One of the powerful features of therapy is the explicit sharing of your internal world with another. An accepting and non-judgemental other.
I often have clients who have never spoken to anyone about the pain, sadness, fear, anger or helplessness that they experience on a daily basis.
I am always amazed at the bravery they show when they come to therapy and start to share.
The very act of articulating your thoughts and emotions kickstarts a journey which can result in greater calm, unexpected clarity and ongoing compassion in your life.
We don’t always have a therapist at our fingertips.
But we do have access to pen and paper or fingers and key pads.
Journalling may be a solo pursuit but the process of articulating your thoughts and feelings through writing can also be very healing.
Beginning to articulate your feelings through writing can feel less threatening than speaking them out loud. It offers a safe place to risk expressing strong feelings without the fear of upsetting someone.
Take a Step…
You might be aware that you are carrying thoughts and feelings that weigh you down.
Perhaps you are not ready to talk to anyone about them, but you want to begin to think about them a little more deeply.
If so, journaling may be a wonderful step for you to take.
Journalling can take many forms. There is no right or wrong. It’s about discovering what method helps you to push in more deeply to where you’re at.
This resource is based on a method of journalling called Free Flow Writing.
It encourages you to “empty on the page.” To write without stopping to think or edit.
Simply letting out all the complexity of the emotions surrounding you at that moment.
I have drawn upon Alyse Sweeney’s work in compiling this resource.

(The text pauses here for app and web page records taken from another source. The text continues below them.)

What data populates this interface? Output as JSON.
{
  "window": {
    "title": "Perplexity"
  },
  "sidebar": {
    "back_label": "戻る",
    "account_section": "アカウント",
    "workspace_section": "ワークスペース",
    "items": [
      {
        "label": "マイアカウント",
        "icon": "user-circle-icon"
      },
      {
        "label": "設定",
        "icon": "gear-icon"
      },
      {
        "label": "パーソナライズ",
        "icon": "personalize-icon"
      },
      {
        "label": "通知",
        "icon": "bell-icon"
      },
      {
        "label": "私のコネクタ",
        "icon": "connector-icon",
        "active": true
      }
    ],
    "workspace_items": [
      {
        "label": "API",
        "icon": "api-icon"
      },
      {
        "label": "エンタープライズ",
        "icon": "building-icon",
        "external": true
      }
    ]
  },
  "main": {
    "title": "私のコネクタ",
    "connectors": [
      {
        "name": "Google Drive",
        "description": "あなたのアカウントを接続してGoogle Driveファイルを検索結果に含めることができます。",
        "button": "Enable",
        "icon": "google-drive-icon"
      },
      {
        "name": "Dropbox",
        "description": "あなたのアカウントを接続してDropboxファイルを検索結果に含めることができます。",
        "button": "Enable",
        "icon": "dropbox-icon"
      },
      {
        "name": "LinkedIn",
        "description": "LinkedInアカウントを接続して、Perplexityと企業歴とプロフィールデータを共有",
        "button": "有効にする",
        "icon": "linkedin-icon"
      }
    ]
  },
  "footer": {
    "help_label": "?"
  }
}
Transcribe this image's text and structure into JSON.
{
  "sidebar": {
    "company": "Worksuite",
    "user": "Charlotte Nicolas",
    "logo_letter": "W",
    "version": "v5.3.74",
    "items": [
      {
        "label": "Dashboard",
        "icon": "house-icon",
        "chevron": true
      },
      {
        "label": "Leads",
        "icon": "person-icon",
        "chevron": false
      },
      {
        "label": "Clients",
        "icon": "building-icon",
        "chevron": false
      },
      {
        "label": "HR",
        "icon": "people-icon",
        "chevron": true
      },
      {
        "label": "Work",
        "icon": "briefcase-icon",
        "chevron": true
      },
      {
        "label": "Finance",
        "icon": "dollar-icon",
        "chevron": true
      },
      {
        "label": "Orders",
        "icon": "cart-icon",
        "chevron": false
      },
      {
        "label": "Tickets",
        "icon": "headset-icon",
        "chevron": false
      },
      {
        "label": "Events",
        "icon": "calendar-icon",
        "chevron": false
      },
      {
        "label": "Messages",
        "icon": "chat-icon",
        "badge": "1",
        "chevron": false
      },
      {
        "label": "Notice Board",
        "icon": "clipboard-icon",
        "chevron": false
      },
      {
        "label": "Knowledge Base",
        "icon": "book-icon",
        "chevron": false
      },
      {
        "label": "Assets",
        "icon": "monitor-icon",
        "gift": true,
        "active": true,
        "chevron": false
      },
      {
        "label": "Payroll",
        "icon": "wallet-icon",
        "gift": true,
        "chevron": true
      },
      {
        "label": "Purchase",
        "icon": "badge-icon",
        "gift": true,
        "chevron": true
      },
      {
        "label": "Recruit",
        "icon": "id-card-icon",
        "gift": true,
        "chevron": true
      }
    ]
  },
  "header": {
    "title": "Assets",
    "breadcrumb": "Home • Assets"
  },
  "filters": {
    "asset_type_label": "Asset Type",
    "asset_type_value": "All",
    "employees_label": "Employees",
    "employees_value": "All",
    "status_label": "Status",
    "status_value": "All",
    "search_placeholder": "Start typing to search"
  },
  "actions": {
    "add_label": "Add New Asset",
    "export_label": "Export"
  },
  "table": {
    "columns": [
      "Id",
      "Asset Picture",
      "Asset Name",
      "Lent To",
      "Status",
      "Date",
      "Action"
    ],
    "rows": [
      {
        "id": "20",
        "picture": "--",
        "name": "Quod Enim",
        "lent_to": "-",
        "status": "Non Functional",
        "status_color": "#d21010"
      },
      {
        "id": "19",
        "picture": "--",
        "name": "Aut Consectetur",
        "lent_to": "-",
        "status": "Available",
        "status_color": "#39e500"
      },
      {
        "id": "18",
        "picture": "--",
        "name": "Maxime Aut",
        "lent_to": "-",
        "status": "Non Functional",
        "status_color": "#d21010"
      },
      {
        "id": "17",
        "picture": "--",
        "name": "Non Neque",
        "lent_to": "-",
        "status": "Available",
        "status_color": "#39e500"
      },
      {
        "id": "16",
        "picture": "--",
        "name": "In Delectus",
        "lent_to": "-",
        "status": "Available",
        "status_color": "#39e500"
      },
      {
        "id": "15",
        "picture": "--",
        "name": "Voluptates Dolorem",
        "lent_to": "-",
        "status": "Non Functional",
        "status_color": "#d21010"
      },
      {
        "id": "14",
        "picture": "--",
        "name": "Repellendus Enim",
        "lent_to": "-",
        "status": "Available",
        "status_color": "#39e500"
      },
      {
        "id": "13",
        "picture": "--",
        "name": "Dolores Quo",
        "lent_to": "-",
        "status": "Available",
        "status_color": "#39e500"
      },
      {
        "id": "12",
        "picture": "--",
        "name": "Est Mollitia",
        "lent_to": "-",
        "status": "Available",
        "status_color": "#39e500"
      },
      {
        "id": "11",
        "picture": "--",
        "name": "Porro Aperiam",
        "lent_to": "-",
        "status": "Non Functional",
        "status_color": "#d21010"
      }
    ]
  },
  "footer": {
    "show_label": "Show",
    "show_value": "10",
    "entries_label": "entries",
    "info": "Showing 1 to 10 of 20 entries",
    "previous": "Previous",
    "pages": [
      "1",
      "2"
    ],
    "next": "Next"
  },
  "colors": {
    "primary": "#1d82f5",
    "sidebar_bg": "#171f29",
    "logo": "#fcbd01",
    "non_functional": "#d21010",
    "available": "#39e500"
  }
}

Alyse is a writer and editor who started writing as a mindfulness practice. She now runs free-flow writing circles to help others connect to themselves and to others.
For more information do check out her website.